* [Your instructions]: Check every line of the data below for the string "estimation", and copy the ones that hold it.

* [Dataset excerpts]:
**********
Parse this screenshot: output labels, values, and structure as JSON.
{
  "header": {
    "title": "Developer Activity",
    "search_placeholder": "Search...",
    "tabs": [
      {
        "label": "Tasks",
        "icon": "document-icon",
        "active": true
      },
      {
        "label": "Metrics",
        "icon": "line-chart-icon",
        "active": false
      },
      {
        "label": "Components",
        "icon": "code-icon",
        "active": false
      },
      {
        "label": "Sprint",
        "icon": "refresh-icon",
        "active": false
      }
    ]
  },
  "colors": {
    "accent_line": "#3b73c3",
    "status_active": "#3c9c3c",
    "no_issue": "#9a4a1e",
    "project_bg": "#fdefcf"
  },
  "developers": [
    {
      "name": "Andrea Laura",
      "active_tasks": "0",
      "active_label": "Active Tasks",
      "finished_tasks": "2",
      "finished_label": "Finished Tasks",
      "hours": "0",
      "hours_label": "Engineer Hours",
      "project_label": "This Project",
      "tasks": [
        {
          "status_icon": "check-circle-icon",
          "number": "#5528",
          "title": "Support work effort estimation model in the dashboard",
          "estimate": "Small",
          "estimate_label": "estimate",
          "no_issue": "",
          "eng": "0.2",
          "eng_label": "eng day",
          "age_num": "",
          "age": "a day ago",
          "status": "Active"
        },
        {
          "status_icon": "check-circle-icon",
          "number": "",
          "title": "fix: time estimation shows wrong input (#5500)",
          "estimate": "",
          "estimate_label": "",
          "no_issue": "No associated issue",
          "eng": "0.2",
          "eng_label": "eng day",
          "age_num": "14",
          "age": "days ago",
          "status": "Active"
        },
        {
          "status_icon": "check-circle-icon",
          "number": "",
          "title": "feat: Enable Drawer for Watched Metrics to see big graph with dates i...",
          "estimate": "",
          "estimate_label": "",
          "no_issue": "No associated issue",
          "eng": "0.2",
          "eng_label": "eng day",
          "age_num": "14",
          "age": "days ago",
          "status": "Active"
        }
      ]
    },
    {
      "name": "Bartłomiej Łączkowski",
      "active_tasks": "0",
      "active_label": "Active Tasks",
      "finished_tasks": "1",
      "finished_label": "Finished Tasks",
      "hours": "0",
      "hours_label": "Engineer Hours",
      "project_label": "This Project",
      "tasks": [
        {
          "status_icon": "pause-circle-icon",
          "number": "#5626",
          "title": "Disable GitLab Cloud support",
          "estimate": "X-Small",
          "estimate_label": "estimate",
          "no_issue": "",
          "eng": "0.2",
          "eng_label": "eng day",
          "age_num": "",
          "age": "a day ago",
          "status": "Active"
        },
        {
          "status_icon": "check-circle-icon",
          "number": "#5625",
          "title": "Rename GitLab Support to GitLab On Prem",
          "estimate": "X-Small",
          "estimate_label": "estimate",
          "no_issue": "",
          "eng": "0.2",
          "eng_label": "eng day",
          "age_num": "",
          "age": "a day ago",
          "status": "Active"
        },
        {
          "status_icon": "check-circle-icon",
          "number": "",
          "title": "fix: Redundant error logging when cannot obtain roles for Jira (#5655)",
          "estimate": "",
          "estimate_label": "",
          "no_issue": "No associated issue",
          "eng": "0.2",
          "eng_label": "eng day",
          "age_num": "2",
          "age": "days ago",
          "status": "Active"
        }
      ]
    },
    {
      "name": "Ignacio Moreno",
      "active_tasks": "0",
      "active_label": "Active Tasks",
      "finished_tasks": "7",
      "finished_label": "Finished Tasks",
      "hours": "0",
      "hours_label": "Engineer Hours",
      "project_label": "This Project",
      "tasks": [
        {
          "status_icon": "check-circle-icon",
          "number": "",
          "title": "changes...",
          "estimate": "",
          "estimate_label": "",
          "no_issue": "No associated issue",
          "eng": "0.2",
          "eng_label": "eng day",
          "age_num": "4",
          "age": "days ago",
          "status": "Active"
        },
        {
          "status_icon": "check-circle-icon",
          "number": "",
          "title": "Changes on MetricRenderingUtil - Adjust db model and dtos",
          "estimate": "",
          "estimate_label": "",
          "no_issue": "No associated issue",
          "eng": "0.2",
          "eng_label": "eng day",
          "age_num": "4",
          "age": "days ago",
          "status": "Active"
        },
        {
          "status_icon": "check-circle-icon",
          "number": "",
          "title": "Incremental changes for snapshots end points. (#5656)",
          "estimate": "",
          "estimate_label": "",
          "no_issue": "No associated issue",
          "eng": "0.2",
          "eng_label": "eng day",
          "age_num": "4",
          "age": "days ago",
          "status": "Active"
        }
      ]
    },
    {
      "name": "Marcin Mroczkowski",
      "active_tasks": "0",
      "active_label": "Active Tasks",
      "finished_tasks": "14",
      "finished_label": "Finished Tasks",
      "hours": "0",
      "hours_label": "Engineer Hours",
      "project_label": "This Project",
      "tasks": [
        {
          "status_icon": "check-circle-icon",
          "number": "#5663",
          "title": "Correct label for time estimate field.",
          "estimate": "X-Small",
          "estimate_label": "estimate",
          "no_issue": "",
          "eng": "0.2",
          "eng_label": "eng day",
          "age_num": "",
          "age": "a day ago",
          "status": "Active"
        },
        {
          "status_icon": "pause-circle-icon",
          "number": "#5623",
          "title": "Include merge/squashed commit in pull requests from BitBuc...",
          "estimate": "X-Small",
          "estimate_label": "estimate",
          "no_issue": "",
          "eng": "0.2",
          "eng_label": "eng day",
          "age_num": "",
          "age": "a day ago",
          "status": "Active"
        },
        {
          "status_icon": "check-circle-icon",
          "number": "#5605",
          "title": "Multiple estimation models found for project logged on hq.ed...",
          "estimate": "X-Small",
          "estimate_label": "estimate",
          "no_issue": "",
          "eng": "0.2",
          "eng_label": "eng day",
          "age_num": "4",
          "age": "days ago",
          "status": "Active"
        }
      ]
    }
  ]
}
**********
* [Response for this exercise]:
          "title": "Support work effort estimation model in the dashboard",
          "title": "fix: time estimation shows wrong input (#5500)",
          "title": "Multiple estimation models found for project logged on hq.ed...",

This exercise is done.